[[ The records, beginning ]]

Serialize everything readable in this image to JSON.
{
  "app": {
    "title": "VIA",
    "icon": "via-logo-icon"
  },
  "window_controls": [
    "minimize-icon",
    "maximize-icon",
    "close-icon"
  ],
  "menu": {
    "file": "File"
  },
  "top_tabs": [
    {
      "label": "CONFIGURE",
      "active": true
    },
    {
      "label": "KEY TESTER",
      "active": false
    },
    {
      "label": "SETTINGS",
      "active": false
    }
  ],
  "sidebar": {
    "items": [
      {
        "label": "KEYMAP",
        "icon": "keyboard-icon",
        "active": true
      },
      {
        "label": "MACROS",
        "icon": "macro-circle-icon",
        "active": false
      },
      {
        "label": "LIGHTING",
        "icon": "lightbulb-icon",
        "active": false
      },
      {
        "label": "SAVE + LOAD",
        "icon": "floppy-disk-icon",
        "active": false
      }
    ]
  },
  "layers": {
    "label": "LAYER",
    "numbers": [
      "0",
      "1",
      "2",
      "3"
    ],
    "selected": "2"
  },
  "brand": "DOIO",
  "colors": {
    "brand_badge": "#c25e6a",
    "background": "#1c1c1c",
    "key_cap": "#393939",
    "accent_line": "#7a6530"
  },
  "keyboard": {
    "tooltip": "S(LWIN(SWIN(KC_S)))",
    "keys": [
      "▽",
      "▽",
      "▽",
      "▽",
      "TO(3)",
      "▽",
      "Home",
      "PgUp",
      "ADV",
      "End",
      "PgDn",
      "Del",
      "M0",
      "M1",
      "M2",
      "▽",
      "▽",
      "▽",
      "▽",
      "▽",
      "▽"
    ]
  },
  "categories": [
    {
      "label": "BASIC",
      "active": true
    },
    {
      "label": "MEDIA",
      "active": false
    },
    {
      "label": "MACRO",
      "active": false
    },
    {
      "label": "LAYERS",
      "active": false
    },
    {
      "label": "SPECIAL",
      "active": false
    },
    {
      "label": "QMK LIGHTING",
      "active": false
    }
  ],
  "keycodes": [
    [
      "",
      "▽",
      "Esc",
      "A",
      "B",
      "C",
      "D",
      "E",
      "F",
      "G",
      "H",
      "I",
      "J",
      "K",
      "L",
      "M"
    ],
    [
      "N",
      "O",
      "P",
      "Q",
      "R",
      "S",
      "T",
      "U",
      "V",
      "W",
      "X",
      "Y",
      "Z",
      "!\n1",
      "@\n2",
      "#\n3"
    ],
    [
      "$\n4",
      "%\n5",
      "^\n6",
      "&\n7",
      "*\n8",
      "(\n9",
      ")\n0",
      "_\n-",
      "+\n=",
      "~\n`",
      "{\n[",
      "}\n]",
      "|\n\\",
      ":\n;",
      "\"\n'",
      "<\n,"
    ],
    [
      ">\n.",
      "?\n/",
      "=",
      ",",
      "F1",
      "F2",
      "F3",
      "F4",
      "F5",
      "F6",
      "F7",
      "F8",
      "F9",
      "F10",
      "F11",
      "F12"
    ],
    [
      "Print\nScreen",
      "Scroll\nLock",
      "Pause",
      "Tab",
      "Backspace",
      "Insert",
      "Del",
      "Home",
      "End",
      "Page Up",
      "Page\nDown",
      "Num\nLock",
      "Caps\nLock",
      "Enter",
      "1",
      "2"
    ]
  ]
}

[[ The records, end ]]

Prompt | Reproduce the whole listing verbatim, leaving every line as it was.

Your response |
Serialize everything readable in this image to JSON.
{
  "app": {
    "title": "VIA",
    "icon": "via-logo-icon"
  },
  "window_controls": [
    "minimize-icon",
    "maximize-icon",
    "close-icon"
  ],
  "menu": {
    "file": "File"
  },
  "top_tabs": [
    {
      "label": "CONFIGURE",
      "active": true
    },
    {
      "label": "KEY TESTER",
      "active": false
    },
    {
      "label": "SETTINGS",
      "active": false
    }
  ],
  "sidebar": {
    "items": [
      {
        "label": "KEYMAP",
        "icon": "keyboard-icon",
        "active": true
      },
      {
        "label": "MACROS",
        "icon": "macro-circle-icon",
        "active": false
      },
      {
        "label": "LIGHTING",
        "icon": "lightbulb-icon",
        "active": false
      },
      {
        "label": "SAVE + LOAD",
        "icon": "floppy-disk-icon",
        "active": false
      }
    ]
  },
  "layers": {
    "label": "LAYER",
    "numbers": [
      "0",
      "1",
      "2",
      "3"
    ],
    "selected": "2"
  },
  "brand": "DOIO",
  "colors": {
    "brand_badge": "#c25e6a",
    "background": "#1c1c1c",
    "key_cap": "#393939",
    "accent_line": "#7a6530"
  },
  "keyboard": {
    "tooltip": "S(LWIN(SWIN(KC_S)))",
    "keys": [
      "▽",
      "▽",
      "▽",
      "▽",
      "TO(3)",
      "▽",
      "Home",
      "PgUp",
      "ADV",
      "End",
      "PgDn",
      "Del",
      "M0",
      "M1",
      "M2",
      "▽",
      "▽",
      "▽",
      "▽",
      "▽",
      "▽"
    ]
  },
  "categories": [
    {
      "label": "BASIC",
      "active": true
    },
    {
      "label": "MEDIA",
      "active": false
    },
    {
      "label": "MACRO",
      "active": false
    },
    {
      "label": "LAYERS",
      "active": false
    },
    {
      "label": "SPECIAL",
      "active": false
    },
    {
      "label": "QMK LIGHTING",
      "active": false
    }
  ],
  "keycodes": [
    [
      "",
      "▽",
      "Esc",
      "A",
      "B",
      "C",
      "D",
      "E",
      "F",
      "G",
      "H",
      "I",
      "J",
      "K",
      "L",
      "M"
    ],
    [
      "N",
      "O",
      "P",
      "Q",
      "R",
      "S",
      "T",
      "U",
      "V",
      "W",
      "X",
      "Y",
      "Z",
      "!\n1",
      "@\n2",
      "#\n3"
    ],
    [
      "$\n4",
      "%\n5",
      "^\n6",
      "&\n7",
      "*\n8",
      "(\n9",
      ")\n0",
      "_\n-",
      "+\n=",
      "~\n`",
      "{\n[",
      "}\n]",
      "|\n\\",
      ":\n;",
      "\"\n'",
      "<\n,"
    ],
    [
      ">\n.",
      "?\n/",
      "=",
      ",",
      "F1",
      "F2",
      "F3",
      "F4",
      "F5",
      "F6",
      "F7",
      "F8",
      "F9",
      "F10",
      "F11",
      "F12"
    ],
    [
      "Print\nScreen",
      "Scroll\nLock",
      "Pause",
      "Tab",
      "Backspace",
      "Insert",
      "Del",
      "Home",
      "End",
      "Page Up",
      "Page\nDown",
      "Num\nLock",
      "Caps\nLock",
      "Enter",
      "1",
      "2"
    ]
  ]
}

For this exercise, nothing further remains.